  • Incorporation of coumaphos into agar plates allowed the rapid detection of coumaphos-hydrolysing bacteria when exposed to an excitation wavelength of approximately 340 nm. (elsevier.com)
  • We identified 72 different AChE1 sequence variants, 2 of which were common in the populations containing coumaphos resistant ticks. (usda.gov)
  • Coumaphos, effective against adults, did poorly against larvae. (ajtmh.org)
  • Conclusions: This method is 100-fold more sensitive than the currently used spectrophotometric method for coumaphos. (elsevier.com)
  • Methods and Results: A high throughput microtitre plate-based method was used to quantify coumaphos hydrolysis by the bacterium. (elsevier.com)
  • NIOSH investigators observed various coumaphos application tasks and administered questionnaires concerning coumaphos application history, health symptoms, and general medical information. (cdc.gov)
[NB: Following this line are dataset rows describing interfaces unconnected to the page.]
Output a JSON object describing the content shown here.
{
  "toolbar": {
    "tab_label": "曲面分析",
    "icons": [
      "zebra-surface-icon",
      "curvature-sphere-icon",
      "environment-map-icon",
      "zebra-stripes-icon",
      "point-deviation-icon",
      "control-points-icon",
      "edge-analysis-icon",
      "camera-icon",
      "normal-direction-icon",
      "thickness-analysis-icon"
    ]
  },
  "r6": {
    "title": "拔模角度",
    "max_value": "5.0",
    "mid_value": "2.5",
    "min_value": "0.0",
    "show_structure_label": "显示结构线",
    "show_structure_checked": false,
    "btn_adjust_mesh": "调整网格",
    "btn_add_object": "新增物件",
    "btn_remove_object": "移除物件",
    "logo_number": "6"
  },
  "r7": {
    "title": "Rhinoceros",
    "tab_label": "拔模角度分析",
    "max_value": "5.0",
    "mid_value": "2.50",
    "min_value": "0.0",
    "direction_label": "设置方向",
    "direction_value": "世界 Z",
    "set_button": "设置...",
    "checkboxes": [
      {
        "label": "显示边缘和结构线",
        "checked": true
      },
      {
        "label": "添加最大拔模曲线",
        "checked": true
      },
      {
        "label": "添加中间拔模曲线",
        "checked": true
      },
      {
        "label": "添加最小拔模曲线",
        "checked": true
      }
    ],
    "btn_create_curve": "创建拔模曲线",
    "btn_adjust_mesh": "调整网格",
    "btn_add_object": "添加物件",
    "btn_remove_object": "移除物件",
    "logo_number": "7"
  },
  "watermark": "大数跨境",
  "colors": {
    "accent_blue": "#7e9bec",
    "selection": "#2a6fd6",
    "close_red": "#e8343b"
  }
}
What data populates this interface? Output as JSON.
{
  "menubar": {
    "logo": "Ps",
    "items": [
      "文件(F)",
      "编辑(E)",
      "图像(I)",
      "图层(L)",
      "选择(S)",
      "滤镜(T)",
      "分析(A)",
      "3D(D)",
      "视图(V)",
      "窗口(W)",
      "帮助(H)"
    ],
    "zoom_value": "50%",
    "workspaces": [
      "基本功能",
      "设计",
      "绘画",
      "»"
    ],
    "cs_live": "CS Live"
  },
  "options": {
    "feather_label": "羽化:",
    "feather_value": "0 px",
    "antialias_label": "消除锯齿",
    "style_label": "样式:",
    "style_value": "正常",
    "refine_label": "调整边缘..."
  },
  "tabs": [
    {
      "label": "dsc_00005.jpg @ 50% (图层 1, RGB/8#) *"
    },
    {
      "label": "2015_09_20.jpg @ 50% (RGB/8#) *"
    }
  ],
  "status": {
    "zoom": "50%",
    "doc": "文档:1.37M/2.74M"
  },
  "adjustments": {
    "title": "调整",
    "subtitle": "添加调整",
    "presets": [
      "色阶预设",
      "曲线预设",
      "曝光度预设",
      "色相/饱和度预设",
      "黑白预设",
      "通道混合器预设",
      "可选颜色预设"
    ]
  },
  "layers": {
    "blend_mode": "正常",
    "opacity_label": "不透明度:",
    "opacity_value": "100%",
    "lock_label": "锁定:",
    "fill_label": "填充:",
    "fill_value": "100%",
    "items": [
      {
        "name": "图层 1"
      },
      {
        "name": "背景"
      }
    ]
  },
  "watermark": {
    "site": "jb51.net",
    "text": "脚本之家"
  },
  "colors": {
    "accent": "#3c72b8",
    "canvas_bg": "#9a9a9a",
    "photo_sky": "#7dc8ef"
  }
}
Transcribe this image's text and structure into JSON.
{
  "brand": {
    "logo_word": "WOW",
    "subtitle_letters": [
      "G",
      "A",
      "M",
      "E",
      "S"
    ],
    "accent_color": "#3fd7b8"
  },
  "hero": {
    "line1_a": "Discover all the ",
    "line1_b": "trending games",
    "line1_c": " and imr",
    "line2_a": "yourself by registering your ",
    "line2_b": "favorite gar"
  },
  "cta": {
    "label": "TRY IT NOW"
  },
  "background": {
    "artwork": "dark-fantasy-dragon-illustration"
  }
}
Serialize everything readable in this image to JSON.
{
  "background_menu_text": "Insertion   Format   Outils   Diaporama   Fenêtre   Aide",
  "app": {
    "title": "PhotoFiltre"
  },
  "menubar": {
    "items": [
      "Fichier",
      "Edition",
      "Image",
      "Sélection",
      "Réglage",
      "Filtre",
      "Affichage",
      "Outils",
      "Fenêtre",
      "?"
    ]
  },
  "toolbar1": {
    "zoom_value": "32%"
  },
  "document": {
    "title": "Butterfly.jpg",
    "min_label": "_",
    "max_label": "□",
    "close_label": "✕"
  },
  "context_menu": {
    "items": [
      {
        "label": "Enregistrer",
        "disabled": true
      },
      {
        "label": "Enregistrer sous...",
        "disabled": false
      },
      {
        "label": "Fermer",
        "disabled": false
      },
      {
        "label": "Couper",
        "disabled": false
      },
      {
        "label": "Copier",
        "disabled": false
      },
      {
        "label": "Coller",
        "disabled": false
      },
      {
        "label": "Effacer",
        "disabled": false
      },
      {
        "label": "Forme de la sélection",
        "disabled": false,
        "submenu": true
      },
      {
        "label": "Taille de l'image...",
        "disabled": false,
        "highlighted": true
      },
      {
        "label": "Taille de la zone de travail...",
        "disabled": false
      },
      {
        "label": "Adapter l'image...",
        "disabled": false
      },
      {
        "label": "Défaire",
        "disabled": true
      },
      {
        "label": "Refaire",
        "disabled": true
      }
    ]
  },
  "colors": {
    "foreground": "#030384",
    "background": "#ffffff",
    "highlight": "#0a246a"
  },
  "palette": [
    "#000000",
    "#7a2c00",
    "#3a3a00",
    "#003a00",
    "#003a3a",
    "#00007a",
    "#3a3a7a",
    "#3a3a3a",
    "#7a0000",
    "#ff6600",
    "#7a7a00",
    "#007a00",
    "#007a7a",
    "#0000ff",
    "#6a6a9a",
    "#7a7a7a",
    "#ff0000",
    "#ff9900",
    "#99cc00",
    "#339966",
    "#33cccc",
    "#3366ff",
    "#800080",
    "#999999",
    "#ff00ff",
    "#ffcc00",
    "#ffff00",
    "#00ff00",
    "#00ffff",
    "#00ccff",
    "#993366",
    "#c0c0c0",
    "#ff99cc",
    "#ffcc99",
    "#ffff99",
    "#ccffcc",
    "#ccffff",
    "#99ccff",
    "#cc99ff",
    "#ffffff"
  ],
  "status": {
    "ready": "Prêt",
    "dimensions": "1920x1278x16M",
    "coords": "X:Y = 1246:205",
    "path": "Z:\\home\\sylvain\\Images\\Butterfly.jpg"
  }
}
  • These were conducted at the end of one or more coumaphos application tasks. (cdc.gov)
  • Attomolar determination of coumaphos by electrochemical displacement immunoassay coupled with oligonucleotide sensing. (sigmaaldrich.com)
  • Coumaphos washed off of wading treated livestock may be hazardous to aquatic organisms. (drugs.com)
  • Participants reported mixing coumaphos 8.5 days per month and spraying or dipping livestock 11 days per month, on average. (cdc.gov)
  • EVALUATION FOR ACCEPTABLE DAILY INTAKE Biochemical aspects After oral doses of 20 mg/kg body weight of 32 p-labelled coumaphos were administered to two steers, 38 per cent of the radioactivity was recorded in the urine and 35 per cent in the faeces during seven days following dosing. (inchem.org)
  • This particular combination is of interest because of the potential for additive effects when the two compounds are administered simultaneously, as both neonicotinoids and coumaphos target cholinergic signalling. (biologists.org)
  • Human health effects from coumaphos at low environmental doses or at biomonitored levels from low environmental exposures are unknown. (cdc.gov)
  • Biomonitoring studies of 3-chloro-7-hydroxy-4-methyl-2H-chromen-2-one/ol provide physicians and public health officials with reference values so that they can determine whether people have been exposed to higher levels of coumaphos than are found in the general population. (cdc.gov)
  • Three reported being removed from working with coumaphos (one time each) in the past year due to low cholinesterase levels. (cdc.gov)
  • Coumaphos, which is used to treat varroa mites in honeybees, also was found in higher levels in non-CCD colonies. (plantmanagementnetwork.org)
  • Blood was collected by venipuncture for laboratory cholinesterase measurements using the Ellman method, and by fingerstick for cholinesterase measurements by field test kit at the start of the workday (prior to use of coumaphos) and again at the end of the workday. (cdc.gov)
  • The primary OP used was coumaphos. (cdc.gov)